··· Provided records ···
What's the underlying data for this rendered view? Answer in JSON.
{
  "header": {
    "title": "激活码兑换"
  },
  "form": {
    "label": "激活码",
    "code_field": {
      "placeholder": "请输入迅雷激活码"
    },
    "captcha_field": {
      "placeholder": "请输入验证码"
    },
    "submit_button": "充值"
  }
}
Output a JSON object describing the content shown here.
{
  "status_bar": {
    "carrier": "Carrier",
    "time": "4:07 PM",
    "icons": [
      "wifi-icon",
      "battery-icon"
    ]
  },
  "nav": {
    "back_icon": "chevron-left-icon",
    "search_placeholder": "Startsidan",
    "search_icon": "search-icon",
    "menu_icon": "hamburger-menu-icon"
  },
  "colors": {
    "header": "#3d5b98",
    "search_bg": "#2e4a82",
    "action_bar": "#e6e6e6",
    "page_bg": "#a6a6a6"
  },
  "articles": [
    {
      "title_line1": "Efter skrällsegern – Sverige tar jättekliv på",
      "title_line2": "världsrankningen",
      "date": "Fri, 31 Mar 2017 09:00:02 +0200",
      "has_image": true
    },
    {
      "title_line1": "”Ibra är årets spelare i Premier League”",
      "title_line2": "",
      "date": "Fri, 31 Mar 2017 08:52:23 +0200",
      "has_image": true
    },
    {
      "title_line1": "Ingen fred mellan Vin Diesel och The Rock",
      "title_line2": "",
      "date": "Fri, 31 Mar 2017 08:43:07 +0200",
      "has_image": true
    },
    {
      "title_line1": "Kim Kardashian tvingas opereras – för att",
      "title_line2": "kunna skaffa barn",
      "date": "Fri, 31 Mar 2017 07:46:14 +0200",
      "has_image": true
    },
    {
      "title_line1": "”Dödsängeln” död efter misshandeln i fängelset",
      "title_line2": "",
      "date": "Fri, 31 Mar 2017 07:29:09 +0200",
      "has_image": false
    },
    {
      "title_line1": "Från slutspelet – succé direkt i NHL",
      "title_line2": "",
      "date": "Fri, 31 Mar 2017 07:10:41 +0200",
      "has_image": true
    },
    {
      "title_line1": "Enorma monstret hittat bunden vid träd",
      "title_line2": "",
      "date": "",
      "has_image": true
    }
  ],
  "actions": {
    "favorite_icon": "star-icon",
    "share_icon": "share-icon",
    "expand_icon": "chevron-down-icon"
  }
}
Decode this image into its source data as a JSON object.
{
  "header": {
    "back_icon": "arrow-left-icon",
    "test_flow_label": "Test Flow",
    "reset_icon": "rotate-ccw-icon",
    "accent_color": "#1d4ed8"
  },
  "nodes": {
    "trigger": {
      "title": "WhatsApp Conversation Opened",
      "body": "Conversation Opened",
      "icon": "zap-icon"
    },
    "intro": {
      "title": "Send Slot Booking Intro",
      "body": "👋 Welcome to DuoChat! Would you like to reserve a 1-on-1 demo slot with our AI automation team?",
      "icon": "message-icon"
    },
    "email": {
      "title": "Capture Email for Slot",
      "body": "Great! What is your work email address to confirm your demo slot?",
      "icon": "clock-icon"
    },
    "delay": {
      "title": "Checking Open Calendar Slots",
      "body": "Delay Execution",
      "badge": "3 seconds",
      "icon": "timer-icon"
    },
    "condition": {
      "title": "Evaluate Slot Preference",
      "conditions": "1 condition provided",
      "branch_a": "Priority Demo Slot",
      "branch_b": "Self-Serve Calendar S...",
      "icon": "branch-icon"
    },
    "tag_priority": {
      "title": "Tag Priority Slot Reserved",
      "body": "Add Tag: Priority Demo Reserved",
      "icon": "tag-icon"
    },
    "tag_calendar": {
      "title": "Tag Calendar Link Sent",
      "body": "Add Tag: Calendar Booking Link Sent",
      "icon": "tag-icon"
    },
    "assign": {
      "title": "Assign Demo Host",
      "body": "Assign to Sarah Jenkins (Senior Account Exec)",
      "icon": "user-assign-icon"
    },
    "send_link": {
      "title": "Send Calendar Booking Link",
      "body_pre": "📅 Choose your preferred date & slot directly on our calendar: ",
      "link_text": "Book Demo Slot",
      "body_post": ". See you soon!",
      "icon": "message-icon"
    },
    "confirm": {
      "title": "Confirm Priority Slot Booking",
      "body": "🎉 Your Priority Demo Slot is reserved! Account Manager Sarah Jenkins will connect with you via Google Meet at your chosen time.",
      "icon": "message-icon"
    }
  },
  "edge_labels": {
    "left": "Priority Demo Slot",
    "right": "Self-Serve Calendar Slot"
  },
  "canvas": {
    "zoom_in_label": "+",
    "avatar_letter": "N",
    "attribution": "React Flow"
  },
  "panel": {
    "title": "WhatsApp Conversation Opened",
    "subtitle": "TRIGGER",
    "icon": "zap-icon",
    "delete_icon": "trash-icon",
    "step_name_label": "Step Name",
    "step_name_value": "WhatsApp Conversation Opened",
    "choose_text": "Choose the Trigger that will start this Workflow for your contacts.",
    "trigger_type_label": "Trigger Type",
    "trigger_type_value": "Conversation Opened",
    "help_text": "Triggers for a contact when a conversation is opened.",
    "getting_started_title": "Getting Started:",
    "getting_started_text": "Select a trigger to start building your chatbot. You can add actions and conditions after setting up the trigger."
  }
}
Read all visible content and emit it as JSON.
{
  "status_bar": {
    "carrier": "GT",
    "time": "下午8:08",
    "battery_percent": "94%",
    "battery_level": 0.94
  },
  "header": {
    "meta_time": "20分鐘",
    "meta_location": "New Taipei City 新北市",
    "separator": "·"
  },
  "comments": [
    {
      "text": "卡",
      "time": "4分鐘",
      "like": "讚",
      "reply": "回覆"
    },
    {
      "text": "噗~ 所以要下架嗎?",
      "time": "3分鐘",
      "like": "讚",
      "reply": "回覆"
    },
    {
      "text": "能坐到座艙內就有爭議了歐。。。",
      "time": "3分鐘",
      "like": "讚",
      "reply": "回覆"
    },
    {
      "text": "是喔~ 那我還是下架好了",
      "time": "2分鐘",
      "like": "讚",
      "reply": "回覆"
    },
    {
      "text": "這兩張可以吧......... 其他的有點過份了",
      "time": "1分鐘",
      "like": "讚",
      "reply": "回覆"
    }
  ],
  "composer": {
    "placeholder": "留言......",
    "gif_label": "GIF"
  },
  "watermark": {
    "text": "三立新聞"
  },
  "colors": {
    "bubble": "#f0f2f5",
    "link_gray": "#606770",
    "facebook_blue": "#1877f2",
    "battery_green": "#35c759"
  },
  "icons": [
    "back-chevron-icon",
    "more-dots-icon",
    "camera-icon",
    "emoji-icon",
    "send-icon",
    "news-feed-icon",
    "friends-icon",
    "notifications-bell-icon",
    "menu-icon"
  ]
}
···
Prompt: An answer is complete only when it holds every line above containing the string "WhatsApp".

Exercise output:
      "title": "WhatsApp Conversation Opened",
    "title": "WhatsApp Conversation Opened",
    "step_name_value": "WhatsApp Conversation Opened",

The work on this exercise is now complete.